It might seems that way, but government isn't always supposed to be about politics.
That was the message sent this week by the Fourth Circuit Court of Appeals in Richmond, which chided Gov. Joe Manchin for suggesting he'd use his official position to retaliate against politicking by Massey Energy CEO Don Blankenship.
At issue: Manchin's lashing out at the coal executive last year for daring to publicly oppose his plan to put the state $5 billion more in bond debt. Because he "jumped in there with his personal wealth trying to direct public policy," additional scrutiny of Blankenship and his businesses was "justified," the governor quipped at the time.

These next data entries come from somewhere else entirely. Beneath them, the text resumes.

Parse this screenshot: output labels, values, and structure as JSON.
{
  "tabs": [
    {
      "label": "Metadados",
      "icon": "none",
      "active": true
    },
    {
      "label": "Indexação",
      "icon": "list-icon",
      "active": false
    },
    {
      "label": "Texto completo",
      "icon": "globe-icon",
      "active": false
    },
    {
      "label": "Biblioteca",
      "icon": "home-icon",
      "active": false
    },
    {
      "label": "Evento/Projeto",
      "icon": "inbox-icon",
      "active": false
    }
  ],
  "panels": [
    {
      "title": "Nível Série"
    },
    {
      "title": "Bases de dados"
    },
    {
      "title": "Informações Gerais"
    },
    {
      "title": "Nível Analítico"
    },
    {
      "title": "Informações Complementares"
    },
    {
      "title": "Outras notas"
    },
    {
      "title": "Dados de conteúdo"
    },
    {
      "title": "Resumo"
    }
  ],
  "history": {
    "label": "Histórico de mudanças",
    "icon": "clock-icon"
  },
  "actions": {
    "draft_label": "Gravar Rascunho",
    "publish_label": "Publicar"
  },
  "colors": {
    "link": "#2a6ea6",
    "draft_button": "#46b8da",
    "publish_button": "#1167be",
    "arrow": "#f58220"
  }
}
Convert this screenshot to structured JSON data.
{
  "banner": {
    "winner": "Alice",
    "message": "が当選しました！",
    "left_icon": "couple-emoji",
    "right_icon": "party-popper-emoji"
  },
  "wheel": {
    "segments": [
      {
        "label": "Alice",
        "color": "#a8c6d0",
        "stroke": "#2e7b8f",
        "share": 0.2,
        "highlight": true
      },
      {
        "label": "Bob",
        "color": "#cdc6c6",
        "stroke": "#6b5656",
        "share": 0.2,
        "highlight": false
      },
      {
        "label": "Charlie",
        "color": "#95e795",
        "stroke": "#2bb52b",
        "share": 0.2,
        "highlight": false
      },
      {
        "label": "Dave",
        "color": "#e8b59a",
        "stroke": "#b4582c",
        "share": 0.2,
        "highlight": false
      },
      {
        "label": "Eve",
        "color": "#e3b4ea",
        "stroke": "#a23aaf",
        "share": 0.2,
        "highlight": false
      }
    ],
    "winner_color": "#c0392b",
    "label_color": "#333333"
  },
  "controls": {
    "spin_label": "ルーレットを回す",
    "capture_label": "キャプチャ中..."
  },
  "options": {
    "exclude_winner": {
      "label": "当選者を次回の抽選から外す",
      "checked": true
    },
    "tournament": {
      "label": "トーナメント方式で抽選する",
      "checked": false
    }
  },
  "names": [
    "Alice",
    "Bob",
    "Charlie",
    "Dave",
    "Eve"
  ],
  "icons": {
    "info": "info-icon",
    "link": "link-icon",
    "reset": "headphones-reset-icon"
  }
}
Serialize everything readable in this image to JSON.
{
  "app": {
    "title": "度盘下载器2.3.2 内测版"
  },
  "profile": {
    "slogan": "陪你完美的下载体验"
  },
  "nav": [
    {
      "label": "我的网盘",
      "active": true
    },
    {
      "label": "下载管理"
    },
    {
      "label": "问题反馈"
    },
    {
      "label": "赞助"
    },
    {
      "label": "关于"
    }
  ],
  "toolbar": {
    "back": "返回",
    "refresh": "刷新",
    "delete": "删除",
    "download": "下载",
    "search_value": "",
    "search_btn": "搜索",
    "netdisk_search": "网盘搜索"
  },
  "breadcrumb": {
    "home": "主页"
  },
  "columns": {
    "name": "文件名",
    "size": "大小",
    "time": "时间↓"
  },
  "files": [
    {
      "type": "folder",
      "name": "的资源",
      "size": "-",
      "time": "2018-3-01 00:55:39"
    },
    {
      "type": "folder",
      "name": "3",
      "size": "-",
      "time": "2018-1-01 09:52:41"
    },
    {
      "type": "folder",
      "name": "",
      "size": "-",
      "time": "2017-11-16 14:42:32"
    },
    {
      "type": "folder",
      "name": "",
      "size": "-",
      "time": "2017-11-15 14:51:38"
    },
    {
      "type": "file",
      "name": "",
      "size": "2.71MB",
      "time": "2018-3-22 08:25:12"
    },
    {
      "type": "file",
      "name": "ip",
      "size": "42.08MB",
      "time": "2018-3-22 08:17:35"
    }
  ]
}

Blankenship responded with a lawsuit, charging Manchin with violating his First Amendment rights. The governor's handlers dubbed the suit a "nuisance" and asked it be dismissed, claiming "immunity."
The Fourth Circuit rightly disagreed.
"Because we find that the facts as alleged establish that the governor threatened imminent adverse regulatory action and that a reasonable public official in his position would know that such a threat is unlawful, we hold that the governor is not entitled to immunity from this suit," wrote Judge Roger Gregory in the majority opinion.
"Unlawful" to be sure, such a statement by a sitting U.S. governor is plain outrageous in every sense. Free speech is the lifeblood of our representative democracy. West Virginia needs more active dissent of the kind generously spearheaded by Mr. Blankenship, not less.
West Virginia is lots of things, but it isn't a one-party dictatorship.
Moreover, as a sitting elected official sworn to uphold the public trust, Manchin is obliged to take care and protect the dignity of our executive branch. Threatening critics with catty, state-sponsored retaliation is not just unbecoming, it debases the authority of his office for future governors.
Maybe he didn't mean to say it that way. Maybe it just slipped out. Whatever happened, it's time Manchin manned up and just apologized to Blankenship and the people of this state for his reckless statement.
Mr. Popular you may be, Mr. Governor. But you're not our Dear Leader.